### Exercise goal
Each line below with the word "JSON" needs to be copied.

### Data shown
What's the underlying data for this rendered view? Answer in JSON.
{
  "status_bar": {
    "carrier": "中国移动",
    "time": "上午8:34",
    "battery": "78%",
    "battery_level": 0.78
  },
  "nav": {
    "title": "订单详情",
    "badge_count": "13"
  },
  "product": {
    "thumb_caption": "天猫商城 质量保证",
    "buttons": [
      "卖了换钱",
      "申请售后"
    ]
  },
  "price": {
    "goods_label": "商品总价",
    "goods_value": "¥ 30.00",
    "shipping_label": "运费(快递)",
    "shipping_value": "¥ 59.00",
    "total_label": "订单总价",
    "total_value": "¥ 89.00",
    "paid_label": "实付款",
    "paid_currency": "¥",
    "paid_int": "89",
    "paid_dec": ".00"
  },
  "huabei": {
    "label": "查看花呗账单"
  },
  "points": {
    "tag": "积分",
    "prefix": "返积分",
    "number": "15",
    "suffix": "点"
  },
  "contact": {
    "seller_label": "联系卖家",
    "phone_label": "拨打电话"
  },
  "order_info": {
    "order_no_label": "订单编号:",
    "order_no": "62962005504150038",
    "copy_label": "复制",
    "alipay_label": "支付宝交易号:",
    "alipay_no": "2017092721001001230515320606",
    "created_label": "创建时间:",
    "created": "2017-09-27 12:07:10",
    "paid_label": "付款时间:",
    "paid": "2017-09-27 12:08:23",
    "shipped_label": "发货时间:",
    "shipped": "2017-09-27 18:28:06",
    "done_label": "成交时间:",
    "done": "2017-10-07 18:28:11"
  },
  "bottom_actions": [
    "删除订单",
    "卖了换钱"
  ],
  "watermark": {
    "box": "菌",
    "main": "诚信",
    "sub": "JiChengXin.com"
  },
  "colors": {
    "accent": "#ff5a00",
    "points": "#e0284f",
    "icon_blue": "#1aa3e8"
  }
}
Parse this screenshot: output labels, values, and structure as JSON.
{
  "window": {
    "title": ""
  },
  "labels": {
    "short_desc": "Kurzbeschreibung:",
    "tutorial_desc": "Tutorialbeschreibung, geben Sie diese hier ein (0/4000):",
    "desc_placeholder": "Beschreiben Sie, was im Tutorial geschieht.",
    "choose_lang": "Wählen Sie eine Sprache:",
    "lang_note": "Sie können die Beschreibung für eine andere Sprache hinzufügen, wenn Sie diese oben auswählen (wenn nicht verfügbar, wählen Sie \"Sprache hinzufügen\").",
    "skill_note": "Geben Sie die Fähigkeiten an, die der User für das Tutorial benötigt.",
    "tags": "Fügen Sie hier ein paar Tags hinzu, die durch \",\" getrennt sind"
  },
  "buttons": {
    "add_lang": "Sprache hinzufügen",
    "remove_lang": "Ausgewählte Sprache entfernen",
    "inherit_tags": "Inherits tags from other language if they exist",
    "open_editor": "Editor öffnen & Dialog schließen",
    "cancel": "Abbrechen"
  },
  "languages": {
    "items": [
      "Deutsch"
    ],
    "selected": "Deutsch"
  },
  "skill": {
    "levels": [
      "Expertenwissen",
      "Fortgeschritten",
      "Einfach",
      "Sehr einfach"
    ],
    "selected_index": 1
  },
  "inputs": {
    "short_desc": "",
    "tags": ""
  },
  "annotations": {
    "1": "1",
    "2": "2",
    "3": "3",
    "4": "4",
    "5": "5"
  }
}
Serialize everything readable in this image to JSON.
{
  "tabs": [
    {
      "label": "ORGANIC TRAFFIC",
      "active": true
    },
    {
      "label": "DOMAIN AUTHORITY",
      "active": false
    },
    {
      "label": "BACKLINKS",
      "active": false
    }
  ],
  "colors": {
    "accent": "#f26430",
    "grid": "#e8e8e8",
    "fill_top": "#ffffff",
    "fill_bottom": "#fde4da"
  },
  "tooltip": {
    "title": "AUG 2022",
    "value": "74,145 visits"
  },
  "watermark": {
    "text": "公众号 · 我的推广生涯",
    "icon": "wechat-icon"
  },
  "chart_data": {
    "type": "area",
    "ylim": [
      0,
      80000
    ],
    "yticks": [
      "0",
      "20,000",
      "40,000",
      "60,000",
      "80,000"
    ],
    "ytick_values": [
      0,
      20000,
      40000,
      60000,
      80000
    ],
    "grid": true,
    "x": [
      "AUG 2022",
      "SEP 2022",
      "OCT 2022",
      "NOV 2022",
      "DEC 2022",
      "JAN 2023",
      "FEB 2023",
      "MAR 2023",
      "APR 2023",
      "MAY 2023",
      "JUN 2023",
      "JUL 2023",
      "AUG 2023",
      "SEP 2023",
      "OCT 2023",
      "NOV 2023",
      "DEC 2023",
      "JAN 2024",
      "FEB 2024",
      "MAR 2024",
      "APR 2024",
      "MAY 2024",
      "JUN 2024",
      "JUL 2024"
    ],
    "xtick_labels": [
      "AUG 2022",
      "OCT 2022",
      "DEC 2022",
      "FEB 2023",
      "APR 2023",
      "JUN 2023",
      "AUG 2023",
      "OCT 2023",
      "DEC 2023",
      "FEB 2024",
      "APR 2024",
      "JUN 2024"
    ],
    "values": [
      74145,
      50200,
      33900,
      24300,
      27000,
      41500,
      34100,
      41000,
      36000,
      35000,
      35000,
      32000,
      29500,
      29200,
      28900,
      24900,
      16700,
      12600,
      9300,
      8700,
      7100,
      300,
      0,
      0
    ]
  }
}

### Reply
What's the underlying data for this rendered view? Answer in JSON.
Parse this screenshot: output labels, values, and structure as JSON.
Serialize everything readable in this image to JSON.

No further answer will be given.